Unless a specific health condition such as progressed renal disease requires a reduce protein diet, older dogs benefit from more protein, not less. Protein is needed for several reasons; it supports the immune system, aids in wound healing, helps build lean muscle, and is required for healthy skin. It is not only the amount of protein that is important but the quality of the protein too. Protein quality refers to how well the body will use a given protein. Eggs, fish and meat have the highest ranking so don’t rely on a high protein food if the protein is derived from a plant-based protein sources.
When dogs get older, joint support is more important than ever.
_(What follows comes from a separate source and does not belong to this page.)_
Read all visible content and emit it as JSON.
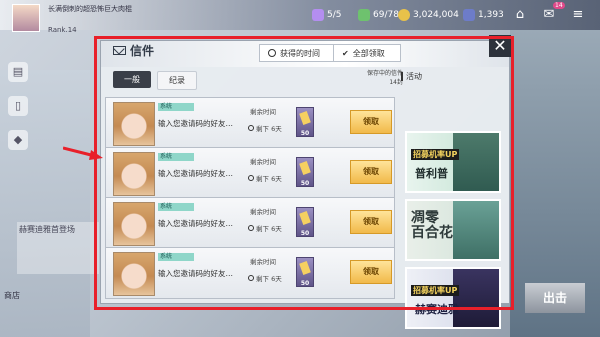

Some commercial senior diets contain added glucosamine and chondroitin but mostly the amounts do not provide enough levels of support, especially if your dog is suffering from Arthritis. I suggest you give a joint supplement separately. Preferable one without sodium. Dogs respond differently to various supplements so start with a high dose so that you will be able to tell whether or not your dog responds. If you see improvement, you can then reduce the dosage to see if the improvement can be maintained on a lower dose. If you don’t see any change within six weeks, try another supplement. I use a human combined Glucosamine, Chondroitin Sulfates and MSM supplement which I have found works well for most dogs. Typical doses start at approximately 500 mg glucosamine and 400 mg chondroitin per 10 kg twice daily.
Antioxidants are very important to any dog’s health. They protect the body’s cells from damage and strengthens the immune system. Fruits, in particular berries, and colourful veggies are packed with antioxidants. A few blueberries or raspberries on top of your dog’s dinner are all important super foods, but feed to many and you will properly be cleaning up diarrhoea.
Some senior dogs don’t digest food as well as in the past. For these dogs Acidophilus and/or digestive enzymes can be really helpful.
A dog with lack of appetite should be seen by your vet to rule out any medical issues. If it’s a case of a fussy eater you might just have to make dinner more exciting. You can try topping you dog’s food with a small amount of grated parmesan, sardine juice or mashed sardines, home made meat broth or dog safe baby food.
Last but not least; get you old dog off the couch and out in the fresh air. Obviously you don’t want to push your dog into exercising more than tolerated but the body performs much better when it is exercised.